  • Avoid consuming contaminated water or food.
  • Maintain cleanliness in your surroundings, especially in kitchen spaces and bathrooms.
  • If infected, ensure you have plenty of rest and stay well-hydrated to recover from the illness.
  • Seek immediate medical attention if you show symptoms related to Shigella flexneri infection. Prompt diagnosis can lead to effective treatment.
  • Antibiotics are often prescribed for severe cases; follow your doctor’s instructions closely when taking these medicines.
  • Be aware of antibiotic resistance – overuse or misuse of antibiotics can make them less effective against pathogens like Shigella flexneri.

Frequently Asked Questions

What makes diagnosing an infection with Shigella flexneri challenging?

Diagnosis can be difficult as the symptoms often mimic other gastrointestinal diseases.

Are there any newer, more efficient tests available for the identification of Shigella flexneri?

Emerging techniques, such as molecular-based tests, are promising for faster and more accurate identification.

How quickly can biochemical tests identify Shigella flexneri in a sample?

It usually takes 24-48 hours, but it can depend on the specific test used.

Is Shigella flexneri resistant to any antibiotics?

Yes, like many bacteria, some strains have developed resistance to certain antibiotics.

What measures can be followed to avoid infection from Shigella flexneri?

Good hygiene practices and thorough food preparation are key preventative measures.

Also Read: Unraveling the Difference of Innate and Adaptive Immunity


In conclusion, identifying and understanding the pathology of Shigella flexneri is a critical task that can significantly impact public health. Enhanced knowledge about biochemical tests and modern molecular diagnostic techniques can help in promptly diagnosing, managing, and preventing infections due to this bacterium.

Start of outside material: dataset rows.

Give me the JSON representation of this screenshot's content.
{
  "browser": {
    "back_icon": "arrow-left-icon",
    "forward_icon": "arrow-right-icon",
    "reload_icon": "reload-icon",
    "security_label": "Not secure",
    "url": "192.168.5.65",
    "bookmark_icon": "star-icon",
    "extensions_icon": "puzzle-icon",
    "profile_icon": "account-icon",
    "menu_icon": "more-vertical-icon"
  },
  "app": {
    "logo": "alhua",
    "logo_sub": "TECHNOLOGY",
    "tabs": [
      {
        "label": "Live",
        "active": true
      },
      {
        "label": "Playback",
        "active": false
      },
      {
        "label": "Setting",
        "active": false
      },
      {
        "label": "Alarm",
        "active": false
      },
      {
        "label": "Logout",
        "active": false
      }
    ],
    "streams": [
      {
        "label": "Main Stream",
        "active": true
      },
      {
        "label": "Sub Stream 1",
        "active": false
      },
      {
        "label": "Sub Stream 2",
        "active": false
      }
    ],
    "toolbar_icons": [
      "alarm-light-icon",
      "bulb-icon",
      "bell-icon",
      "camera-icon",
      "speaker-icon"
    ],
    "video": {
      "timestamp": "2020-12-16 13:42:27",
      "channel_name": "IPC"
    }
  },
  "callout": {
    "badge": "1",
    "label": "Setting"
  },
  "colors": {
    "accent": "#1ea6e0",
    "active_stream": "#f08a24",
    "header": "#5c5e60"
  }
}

Furthermore, while biochemical tests remain important tools for pathogen identification, we need to update our testing strategies and prevention measures continually. Hence, continuing research is just as vital as our efforts on the ground to keep us a step ahead against this harmful organism.